GH Chamber Backs Muskegon Airport
Like its counterpart in Muskegon that initiated the effort, The Chamber of Commerce of Grand Haven, Spring Lake and Ferrysburg will encourage its members to commit to using Muskegon County Airport for business travel.
Backing the initiative, spearheaded by the Muskegon Area Chamber of Commerce, is part of trying to take a more regional view of issues affecting the business community, Grand Haven Chamber President Joy Gaasch said. The Grand Haven chamber’s board of directors endorsed the effort late last month.
“There’s so much synergy between the Muskegon County businesses and northwest Ottawa County businesses, it makes sense to work together,” Gaasch said. “We’re interconnected in so many ways. The boundary lines do not mean anything to commerce.”
The Muskegon chamber’s goal is to increase Muskegon County Airport’s market share within the lakeshore region from 25 percent to 35 percent within two years and spur its largest carrier, Northwest Airlines, to commence jet service, while in the process strengthening the region’s economic viability through an improved air transportation system.
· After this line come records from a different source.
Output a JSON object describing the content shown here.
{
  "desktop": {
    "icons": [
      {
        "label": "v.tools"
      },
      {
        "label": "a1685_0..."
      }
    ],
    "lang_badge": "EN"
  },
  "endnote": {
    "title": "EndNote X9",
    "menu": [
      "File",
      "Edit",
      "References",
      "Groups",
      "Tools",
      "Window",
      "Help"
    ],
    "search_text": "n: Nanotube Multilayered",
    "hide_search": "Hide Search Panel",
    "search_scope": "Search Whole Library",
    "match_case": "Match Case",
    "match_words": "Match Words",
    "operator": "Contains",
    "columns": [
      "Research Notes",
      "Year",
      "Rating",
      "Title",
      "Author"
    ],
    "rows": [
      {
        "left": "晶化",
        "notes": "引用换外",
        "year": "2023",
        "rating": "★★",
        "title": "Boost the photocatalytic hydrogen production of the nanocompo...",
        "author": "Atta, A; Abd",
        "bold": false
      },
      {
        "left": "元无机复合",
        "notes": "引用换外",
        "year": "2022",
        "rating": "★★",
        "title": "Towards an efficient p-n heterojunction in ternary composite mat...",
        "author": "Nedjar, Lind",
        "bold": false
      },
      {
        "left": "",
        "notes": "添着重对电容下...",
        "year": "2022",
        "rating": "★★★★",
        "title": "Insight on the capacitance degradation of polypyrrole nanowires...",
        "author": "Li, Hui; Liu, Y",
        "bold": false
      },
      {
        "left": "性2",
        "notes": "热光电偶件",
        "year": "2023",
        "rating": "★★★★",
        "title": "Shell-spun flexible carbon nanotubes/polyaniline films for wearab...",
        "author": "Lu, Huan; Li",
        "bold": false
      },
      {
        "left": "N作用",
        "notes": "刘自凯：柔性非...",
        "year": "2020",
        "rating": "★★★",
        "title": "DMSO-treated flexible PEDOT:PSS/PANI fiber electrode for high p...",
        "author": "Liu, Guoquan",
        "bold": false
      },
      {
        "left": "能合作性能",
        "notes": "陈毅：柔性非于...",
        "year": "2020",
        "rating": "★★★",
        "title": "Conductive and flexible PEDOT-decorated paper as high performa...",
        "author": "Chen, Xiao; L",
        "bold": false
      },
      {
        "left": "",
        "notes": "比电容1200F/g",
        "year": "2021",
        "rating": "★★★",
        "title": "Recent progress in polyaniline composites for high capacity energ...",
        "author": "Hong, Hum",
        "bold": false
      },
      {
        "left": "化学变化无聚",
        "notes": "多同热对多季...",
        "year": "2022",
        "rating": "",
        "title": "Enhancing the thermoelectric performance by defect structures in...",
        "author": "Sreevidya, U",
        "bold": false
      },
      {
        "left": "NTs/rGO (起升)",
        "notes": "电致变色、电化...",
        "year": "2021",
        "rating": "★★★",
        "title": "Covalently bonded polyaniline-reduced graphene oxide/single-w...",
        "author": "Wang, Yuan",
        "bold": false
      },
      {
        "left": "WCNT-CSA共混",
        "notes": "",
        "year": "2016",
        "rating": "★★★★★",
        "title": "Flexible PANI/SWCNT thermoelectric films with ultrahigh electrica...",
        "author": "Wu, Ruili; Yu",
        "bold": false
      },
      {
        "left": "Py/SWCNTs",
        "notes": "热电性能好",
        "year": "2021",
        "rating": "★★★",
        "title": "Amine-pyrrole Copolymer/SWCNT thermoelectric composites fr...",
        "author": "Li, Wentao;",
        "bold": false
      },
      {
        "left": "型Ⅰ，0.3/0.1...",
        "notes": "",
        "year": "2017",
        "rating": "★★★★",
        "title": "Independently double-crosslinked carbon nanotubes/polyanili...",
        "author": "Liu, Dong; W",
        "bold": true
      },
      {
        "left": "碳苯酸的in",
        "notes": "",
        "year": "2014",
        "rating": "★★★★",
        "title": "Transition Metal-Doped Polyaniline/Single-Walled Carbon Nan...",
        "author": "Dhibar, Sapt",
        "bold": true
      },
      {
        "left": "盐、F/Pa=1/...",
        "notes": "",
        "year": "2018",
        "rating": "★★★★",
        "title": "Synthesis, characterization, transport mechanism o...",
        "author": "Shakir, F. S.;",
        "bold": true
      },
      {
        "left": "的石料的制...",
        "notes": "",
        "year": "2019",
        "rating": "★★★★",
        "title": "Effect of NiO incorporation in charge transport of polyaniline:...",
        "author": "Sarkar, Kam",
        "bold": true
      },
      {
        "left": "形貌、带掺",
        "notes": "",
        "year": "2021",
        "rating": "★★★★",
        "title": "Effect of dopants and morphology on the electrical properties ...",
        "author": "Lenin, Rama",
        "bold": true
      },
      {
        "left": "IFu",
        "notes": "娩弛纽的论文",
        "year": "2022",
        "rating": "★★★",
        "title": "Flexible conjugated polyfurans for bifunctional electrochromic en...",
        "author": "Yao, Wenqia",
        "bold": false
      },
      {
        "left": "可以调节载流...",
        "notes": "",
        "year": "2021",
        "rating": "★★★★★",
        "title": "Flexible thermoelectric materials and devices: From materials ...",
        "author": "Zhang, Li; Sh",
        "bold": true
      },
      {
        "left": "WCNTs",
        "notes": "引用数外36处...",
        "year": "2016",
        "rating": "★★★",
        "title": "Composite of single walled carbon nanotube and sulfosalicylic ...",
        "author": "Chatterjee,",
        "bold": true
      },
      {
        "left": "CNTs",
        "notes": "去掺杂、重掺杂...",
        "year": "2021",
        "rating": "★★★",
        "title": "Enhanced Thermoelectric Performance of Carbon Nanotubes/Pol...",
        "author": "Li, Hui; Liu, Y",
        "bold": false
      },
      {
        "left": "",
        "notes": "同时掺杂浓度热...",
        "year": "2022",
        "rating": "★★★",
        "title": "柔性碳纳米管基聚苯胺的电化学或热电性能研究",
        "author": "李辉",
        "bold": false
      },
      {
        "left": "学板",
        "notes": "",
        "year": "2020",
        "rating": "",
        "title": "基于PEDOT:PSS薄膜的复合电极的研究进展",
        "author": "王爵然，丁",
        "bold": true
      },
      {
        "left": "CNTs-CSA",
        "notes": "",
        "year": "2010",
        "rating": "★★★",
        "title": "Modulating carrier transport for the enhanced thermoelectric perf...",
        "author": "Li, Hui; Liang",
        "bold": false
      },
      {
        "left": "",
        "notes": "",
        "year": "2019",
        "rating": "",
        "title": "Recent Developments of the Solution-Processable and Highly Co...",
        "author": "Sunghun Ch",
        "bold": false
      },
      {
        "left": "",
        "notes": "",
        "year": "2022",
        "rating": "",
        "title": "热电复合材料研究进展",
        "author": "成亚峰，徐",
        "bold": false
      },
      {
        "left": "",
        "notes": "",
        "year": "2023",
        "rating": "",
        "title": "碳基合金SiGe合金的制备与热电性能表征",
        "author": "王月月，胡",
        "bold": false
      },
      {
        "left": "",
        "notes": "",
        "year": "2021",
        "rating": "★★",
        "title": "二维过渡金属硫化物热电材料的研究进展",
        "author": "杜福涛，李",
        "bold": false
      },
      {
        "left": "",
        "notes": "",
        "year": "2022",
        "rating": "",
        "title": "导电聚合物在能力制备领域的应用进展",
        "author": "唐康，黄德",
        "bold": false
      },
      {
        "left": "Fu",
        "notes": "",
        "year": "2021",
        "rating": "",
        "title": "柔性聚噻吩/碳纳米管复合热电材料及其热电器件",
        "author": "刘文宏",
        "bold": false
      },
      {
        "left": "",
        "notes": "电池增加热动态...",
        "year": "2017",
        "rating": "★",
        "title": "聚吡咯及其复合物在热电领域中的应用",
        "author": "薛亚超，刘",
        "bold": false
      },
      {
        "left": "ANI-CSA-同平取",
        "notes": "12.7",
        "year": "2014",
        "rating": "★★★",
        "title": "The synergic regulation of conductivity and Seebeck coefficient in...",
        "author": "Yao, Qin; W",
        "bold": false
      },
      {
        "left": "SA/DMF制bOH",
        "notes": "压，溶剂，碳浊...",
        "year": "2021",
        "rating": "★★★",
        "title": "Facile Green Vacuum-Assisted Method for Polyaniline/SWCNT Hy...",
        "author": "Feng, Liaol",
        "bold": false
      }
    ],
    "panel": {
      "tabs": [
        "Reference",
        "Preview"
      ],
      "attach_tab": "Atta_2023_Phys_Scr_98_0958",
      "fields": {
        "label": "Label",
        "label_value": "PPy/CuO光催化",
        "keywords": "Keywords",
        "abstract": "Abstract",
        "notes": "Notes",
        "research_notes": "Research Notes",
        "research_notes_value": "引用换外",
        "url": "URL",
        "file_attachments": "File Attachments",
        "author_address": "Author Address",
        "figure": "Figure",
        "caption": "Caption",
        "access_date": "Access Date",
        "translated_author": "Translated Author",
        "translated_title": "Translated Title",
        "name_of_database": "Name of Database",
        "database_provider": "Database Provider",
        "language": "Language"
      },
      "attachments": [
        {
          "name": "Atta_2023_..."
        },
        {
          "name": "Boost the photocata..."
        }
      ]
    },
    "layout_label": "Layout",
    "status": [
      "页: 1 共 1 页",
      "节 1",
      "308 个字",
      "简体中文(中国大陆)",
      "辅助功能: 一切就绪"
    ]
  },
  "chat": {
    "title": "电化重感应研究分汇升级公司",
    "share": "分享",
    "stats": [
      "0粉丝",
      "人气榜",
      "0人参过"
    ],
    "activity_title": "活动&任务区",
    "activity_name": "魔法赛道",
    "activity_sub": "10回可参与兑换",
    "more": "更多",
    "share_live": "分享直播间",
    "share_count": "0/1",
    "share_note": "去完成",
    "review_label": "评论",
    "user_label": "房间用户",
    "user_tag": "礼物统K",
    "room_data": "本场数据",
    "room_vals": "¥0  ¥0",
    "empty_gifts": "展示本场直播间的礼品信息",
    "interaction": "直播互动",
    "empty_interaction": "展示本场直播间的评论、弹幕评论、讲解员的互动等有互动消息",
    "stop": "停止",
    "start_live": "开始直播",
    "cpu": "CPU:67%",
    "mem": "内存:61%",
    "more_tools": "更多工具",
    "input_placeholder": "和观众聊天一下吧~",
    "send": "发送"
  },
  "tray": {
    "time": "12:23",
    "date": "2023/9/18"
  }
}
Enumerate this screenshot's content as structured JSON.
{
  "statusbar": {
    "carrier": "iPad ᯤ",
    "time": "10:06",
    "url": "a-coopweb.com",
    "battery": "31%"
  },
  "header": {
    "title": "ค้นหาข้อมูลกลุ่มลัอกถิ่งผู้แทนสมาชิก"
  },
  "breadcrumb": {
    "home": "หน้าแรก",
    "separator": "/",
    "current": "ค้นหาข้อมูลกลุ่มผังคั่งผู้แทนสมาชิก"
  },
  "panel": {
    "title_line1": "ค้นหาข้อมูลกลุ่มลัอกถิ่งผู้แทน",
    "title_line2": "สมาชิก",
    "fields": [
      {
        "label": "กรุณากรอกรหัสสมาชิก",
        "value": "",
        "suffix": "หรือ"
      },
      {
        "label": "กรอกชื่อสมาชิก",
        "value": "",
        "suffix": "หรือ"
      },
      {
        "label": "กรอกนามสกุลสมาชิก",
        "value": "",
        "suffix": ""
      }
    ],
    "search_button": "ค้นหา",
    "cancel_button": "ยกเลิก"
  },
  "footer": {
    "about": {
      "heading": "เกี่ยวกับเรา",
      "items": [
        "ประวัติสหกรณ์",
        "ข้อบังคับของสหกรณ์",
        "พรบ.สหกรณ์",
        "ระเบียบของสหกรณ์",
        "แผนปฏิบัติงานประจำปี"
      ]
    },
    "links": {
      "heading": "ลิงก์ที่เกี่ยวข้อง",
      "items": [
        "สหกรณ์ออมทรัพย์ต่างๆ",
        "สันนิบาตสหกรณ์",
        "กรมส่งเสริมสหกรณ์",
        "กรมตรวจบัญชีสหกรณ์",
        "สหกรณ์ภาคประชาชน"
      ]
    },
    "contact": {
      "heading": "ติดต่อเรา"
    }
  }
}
The Muskegon chamber hopes to help further grow the airport’s market share to 55 percent within five years, bring a third airline to Muskegon that will provide jet service, and add flights to and from a new regional hub, preferably Minneapolis.
Muskegon County Airport’s two air carriers provide 16 commuter flights daily between Muskegon and regional air hubs in Detroit and Milwaukee. The airport’s passenger traffic declined 8 percent in 2002, from 81,103 to 74,297 passengers, largely because of the loss of one airline that provided service between Muskegon and Chicago’s O’Hare Airport.
The basis of the initiative is to help Muskegon County Airport increase passenger volumes to the point where airlines, as they deploy new jet-powered aircraft in the coming years that business and leisure travelers prefer to fly, will implement commuter jet service locally. About 60 percent of Muskegon County Airport’s passenger volume comes from business travelers.
In backing the Muskegon chamber’s initiative, the Grand Haven chamber is taking yet another step toward improving relations between two communities whose leaders for years have not always gotten along so well.
Relations, at least in the business sector, have markedly improved in recent years. The Grand Haven chamber two years ago, seeing the potential spin-off benefits locally, endorsed Muskegon’s SmartZone application to the state and the two organizations are in the third year of jointly planning an annual business showcase this May.
Gaasch sees endorsing the airport initiative as taking another step forward and further strengthening ties between the two organizations and “opening the door” for future collaboration on regional issues in the future. Improved business ties now can also help the two overcome differences that may crop up in the future, she said.
“It’s a new era,” Gaasch said. “Our concern is our business community and the viability of our businesses, and the success of our businesses hinges on the success of our communities. And you can’t separate them.”